The aim of this study was to evaluate factors contributing to morning-evening difference in systolic blood pressure (SBP) in Japanese normotensive subjects. A total of 605 Japanese subjects (393 men and 212 women; mean age, 38.7 years) receiving no antihypertensive agents and without diagnosed hypertension (≥140/90 mm Hg) were studied using self-measured home BP monitoring. Triplicate morning and evening measurements were performed on 7 consecutive days. The mean of the second and third measurements, as well as the mean of measurements on days 2-7 were adopted as an individuals' home BP value. The morning-evening difference in SBP ranged from -24.8 to 34.8 mm Hg. The highest quartile (Q4) group of the morning-evening difference (≥4.3 mm Hg, n=151) comprised an older age (43.6±10.2 vs. 37.1±9.8 years, P<0.01) and a higher prevalence rate of men (72.8 vs. 62.3%, P<0.05), regular alcohol drinkers (45.0 vs. 24.9%, P<0.01) and measurement after bathing at night (50.3 vs. 35.2%, P<0.01) than did the other quartile groups (Q1-Q3, n=454). In multiple logistic regression analysis, independent risk factors for the Q4 group were older age (10 years older: odds ratio (OR) 1.67, P<0.01, 95% confidence interval (CI): 1.37-2.04), regular alcohol drinking (OR 1.98, P<0.01, CI: 1.28-3.07) and post-bathing measurement at night (OR 1.97, P<0.01, CI: 1.30-2.97). In conclusion, older age, regular alcohol drinking and post-bathing measurement at night were significant determinants of an exaggerated morning-evening difference in SBP in Japanese normotensives.
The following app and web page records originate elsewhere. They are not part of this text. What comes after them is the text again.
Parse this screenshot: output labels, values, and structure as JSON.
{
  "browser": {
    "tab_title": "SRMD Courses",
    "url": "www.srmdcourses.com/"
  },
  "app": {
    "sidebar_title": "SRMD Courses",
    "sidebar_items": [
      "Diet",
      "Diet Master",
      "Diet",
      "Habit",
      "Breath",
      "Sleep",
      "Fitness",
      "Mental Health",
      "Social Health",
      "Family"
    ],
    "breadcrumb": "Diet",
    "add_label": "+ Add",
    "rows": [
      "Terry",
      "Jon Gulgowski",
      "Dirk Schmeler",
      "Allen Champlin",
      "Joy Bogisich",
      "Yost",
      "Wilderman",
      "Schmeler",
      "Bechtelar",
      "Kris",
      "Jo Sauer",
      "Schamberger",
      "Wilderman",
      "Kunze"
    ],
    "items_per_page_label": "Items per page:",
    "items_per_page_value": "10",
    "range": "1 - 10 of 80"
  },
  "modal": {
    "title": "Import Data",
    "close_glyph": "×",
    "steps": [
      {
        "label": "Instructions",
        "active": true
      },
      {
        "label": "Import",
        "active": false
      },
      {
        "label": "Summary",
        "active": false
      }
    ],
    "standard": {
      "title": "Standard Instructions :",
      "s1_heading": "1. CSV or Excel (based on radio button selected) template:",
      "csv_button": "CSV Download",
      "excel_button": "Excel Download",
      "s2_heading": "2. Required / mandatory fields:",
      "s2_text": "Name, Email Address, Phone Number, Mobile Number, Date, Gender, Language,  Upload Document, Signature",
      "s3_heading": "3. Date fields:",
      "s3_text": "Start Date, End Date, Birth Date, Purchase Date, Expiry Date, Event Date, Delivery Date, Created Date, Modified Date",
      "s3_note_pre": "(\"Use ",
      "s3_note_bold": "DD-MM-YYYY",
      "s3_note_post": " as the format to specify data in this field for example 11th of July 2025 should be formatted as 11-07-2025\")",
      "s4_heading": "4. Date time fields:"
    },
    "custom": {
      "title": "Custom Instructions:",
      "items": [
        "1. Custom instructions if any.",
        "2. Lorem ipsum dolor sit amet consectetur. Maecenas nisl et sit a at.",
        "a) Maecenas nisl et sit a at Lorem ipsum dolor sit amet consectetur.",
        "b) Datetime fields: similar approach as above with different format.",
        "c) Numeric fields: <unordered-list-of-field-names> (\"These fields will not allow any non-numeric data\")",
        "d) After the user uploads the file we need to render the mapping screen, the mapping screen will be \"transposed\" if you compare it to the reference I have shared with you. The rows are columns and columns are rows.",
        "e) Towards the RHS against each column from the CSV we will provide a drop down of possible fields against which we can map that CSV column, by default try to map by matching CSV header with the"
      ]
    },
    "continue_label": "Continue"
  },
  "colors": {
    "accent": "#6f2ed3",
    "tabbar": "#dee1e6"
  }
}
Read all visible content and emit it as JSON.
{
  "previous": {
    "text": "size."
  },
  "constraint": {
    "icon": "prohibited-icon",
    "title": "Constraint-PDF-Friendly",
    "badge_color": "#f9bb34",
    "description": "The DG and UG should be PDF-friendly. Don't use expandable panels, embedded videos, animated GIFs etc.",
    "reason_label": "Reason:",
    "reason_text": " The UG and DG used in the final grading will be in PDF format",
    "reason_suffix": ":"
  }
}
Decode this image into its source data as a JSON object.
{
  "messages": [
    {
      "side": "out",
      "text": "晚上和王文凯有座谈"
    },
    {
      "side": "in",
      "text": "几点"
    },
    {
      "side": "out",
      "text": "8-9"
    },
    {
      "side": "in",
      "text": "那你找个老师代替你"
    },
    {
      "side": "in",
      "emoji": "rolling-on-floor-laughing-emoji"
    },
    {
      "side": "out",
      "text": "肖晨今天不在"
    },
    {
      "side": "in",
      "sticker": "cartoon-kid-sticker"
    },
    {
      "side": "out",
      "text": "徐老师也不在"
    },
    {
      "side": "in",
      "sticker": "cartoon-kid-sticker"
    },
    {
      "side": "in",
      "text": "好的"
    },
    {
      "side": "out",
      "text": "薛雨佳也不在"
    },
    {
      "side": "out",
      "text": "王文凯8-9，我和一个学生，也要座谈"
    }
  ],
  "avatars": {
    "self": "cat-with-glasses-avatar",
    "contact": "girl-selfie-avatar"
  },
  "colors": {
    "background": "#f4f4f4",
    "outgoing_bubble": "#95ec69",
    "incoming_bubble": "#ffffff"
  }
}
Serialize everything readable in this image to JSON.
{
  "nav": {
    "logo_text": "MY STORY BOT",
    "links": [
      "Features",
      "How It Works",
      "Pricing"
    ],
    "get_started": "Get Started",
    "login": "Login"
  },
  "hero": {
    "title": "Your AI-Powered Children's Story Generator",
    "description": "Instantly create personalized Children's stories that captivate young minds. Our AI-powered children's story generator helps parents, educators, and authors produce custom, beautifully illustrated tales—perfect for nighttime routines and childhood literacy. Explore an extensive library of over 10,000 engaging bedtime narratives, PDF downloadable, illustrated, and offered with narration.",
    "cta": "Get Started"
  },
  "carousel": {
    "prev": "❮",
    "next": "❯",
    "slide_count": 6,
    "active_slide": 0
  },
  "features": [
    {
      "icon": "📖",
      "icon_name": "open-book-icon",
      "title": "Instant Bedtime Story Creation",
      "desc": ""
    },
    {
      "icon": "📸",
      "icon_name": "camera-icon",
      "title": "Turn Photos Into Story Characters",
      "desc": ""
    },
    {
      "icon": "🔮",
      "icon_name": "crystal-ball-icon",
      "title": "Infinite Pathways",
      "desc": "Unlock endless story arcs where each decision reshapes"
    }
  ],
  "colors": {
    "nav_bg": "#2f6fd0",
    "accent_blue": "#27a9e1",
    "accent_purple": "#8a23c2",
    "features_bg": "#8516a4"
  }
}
ASJC Scopus subject areas
- Internal Medicine
- Cardiology and Cardiovascular Medicine